Without a business bank account, you’re potentially opening yourself up to some liability. Even if you’re using a corporation or LLC, a commingled company and personal account suggests that the business and you aren’t functionally separate entities. As a result, personal assets are more likely to end up at risk during lawsuits or similar situations.

Additionally, having a business bank account can reduce certain other risks, including your chances of becoming a victim of identity theft. In 2021, the Federal Trade Commission (FTC) received nearly 1.4 million identity theft reports. Since business bank accounts often require employer identification numbers (EINs), you aren’t putting your Social Security Number (SSN) out there as often, which could make you less vulnerable.

In some cases, business bank accounts also come with fraud insurance protection. Those policies reduce the harm caused by fraudulent transactions, reducing losses and keeping negative remarks off of your business credit report.

3. It Simplifies Taxes

When you have a business bank account, managing your tax filings and payments is typically easier. It’s far simpler to track revenue and expenses, allowing companies to more accurately estimate their quarterly payments and complete their annual filings.

Additionally, by having a business bank account, you reduce your exposure during audits. If you use a personal bank account for business operations, all of your transactions – both personal and company-related – are potentially subject to scrutiny. By using a separate business bank account, audits related to your company will only involve your business accounts.

4. It Streamlines Payments

With a business bank account, you often get features that aren’t available if you’re using a personal account instead. For example, many business bank accounts let you accept credit card payments from customers. It’s typically a built-in feature that simplifies receipt of payments from others.

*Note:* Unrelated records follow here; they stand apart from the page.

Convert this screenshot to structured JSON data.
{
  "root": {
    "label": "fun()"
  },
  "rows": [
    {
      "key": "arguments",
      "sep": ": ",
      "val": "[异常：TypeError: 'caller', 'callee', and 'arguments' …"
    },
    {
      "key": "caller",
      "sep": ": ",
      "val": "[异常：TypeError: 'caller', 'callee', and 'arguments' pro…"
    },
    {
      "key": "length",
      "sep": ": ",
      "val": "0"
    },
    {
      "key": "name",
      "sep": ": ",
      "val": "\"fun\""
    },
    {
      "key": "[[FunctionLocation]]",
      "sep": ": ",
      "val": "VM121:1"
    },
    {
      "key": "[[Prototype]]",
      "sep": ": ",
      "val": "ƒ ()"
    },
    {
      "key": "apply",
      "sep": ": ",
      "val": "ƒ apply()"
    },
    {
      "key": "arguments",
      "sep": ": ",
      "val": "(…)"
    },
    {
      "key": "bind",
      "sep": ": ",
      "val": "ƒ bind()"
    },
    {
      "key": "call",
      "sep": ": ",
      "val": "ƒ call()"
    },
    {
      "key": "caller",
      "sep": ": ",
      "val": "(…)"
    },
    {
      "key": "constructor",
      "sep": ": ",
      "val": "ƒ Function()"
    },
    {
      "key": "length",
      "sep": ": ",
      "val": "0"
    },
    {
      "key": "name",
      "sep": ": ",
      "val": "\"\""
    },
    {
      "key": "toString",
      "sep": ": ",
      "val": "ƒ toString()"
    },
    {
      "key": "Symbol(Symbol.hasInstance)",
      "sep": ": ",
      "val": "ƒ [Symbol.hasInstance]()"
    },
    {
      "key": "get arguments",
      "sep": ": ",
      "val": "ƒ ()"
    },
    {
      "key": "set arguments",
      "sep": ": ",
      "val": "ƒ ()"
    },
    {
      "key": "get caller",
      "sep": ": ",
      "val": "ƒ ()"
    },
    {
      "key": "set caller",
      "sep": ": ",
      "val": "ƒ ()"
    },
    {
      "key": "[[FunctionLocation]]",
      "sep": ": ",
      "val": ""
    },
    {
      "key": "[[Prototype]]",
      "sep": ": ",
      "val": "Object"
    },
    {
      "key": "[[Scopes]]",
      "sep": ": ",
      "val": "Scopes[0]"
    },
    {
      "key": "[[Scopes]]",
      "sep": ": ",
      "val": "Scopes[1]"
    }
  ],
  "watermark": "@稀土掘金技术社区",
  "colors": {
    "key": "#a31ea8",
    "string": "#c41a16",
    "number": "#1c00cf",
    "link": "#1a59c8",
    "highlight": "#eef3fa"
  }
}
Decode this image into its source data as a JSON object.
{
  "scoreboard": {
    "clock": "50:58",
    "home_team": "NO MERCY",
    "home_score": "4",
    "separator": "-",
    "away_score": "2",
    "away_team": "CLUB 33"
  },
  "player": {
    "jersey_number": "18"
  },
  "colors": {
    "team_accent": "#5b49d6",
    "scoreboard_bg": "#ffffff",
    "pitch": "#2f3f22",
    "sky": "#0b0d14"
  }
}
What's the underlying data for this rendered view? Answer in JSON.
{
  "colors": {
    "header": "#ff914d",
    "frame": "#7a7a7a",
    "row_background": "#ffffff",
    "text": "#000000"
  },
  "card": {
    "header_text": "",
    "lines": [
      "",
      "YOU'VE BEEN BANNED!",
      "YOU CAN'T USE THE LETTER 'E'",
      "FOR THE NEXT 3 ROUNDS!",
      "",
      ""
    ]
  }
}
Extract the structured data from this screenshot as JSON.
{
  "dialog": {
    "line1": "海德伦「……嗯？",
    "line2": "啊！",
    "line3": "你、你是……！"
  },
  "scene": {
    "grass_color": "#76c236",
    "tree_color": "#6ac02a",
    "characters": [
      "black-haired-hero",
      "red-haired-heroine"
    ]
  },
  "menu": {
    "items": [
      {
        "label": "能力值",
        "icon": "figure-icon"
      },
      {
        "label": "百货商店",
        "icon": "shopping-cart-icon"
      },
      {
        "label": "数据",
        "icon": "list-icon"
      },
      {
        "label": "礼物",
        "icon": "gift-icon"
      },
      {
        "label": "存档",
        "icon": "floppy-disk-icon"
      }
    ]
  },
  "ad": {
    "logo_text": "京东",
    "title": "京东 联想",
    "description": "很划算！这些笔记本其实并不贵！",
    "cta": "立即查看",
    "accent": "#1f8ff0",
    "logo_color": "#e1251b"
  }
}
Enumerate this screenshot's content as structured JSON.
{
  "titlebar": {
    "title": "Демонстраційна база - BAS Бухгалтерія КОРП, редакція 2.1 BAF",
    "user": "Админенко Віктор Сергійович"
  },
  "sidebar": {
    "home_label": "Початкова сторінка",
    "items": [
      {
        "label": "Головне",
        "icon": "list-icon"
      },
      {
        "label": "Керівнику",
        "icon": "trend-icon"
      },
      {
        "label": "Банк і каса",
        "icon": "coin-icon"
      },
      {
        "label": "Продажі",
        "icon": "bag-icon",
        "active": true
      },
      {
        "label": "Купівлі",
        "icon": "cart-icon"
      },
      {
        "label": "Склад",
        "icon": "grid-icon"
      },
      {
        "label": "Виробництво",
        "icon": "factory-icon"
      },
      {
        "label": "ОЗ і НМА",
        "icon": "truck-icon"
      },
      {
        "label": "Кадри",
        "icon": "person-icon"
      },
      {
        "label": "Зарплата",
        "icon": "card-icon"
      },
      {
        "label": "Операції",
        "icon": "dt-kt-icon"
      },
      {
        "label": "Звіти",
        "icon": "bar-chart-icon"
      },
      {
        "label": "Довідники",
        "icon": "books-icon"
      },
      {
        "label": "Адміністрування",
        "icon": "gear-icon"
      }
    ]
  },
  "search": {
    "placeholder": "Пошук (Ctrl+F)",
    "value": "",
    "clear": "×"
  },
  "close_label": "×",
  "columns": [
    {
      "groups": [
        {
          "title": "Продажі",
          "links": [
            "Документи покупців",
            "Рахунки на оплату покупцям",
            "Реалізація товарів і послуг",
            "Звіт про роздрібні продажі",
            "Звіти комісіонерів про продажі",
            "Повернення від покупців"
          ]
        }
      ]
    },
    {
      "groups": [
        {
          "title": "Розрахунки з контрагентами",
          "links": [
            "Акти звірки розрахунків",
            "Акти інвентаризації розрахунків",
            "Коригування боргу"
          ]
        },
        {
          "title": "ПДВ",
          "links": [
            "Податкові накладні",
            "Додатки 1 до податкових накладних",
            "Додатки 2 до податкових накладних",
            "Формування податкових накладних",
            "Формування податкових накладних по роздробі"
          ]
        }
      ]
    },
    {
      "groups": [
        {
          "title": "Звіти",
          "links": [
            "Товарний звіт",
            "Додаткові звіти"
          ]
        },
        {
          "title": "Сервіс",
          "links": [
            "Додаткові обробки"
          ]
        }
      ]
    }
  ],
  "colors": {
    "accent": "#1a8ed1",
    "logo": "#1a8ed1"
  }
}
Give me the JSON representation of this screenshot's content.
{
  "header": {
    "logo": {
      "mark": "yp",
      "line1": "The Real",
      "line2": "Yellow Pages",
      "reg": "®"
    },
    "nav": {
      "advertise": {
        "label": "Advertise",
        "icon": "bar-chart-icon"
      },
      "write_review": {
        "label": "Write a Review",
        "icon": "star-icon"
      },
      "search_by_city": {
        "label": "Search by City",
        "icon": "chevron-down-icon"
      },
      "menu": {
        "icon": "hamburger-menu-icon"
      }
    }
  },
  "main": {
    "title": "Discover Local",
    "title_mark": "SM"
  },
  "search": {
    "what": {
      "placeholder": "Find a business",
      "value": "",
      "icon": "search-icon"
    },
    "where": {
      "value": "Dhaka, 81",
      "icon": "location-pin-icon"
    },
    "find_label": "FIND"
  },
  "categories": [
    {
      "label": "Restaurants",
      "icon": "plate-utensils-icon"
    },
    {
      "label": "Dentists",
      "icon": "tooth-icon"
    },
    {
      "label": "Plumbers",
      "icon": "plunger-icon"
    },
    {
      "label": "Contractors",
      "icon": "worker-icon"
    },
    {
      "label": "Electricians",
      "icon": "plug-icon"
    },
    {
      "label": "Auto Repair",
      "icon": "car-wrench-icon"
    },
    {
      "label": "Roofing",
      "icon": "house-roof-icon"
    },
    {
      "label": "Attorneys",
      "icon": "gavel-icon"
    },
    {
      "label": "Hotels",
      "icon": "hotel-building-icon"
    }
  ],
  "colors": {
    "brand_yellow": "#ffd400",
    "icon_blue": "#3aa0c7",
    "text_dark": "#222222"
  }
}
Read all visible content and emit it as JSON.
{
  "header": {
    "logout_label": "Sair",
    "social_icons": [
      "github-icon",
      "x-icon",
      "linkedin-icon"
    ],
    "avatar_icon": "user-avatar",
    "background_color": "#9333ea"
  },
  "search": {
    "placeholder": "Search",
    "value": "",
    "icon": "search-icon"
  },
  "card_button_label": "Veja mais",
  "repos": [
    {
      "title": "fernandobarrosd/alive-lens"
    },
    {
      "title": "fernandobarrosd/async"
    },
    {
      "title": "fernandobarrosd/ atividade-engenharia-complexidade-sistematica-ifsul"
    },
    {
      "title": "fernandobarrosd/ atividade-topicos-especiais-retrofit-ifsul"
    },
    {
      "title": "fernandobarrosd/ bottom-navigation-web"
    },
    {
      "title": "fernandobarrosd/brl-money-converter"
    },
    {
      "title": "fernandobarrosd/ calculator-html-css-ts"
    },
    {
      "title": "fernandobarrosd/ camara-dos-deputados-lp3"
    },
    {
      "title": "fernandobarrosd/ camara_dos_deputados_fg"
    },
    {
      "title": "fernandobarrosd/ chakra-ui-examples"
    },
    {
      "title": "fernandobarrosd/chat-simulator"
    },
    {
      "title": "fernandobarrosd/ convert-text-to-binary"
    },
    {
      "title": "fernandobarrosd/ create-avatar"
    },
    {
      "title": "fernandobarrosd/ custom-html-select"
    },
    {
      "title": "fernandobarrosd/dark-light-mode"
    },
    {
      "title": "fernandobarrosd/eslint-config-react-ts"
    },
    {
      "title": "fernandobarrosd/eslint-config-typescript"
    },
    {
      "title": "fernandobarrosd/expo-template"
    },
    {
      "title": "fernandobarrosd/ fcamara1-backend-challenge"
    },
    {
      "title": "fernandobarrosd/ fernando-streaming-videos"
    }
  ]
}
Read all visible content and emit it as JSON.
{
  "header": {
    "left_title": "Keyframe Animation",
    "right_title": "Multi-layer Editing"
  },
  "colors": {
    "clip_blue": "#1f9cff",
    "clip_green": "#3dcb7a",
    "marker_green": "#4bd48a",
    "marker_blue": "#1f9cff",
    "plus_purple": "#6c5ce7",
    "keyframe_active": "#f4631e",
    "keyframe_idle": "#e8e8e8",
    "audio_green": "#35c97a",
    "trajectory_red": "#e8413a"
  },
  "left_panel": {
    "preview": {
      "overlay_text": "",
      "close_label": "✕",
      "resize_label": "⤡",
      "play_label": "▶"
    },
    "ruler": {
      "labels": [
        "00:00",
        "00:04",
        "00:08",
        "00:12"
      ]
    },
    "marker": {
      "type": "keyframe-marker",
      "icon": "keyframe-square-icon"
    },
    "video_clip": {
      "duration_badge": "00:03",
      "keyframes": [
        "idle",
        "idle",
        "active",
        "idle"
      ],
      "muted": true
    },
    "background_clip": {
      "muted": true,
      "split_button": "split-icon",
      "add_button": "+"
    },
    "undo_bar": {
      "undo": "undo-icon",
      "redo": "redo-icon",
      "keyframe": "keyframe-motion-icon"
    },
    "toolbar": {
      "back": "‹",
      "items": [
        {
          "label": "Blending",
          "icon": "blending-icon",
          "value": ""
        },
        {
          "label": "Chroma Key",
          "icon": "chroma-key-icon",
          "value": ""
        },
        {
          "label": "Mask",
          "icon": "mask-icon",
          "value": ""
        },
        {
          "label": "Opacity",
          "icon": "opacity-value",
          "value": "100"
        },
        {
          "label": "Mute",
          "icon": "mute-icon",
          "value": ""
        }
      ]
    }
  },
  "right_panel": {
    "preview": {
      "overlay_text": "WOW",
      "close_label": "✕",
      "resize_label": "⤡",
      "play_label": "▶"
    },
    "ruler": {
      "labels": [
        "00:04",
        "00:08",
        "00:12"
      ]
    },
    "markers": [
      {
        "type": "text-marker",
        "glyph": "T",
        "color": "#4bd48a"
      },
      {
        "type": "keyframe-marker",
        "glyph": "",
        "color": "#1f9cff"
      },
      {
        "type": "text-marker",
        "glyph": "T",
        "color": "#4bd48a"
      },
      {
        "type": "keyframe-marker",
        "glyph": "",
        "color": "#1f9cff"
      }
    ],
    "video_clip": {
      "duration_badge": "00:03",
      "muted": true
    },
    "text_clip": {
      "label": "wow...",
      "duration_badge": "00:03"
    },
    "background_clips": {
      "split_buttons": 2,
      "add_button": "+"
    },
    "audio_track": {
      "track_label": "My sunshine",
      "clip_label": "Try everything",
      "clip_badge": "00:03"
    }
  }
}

A business bank account might also make more payment-related services available. For example, you may get access to payroll processing or merchant services. Additionally, bookkeeping platform integration is common. Finally, the ability to issue debit cards to employees is often part of the equation, making it easier for authorized employees to pay for business expenses directly.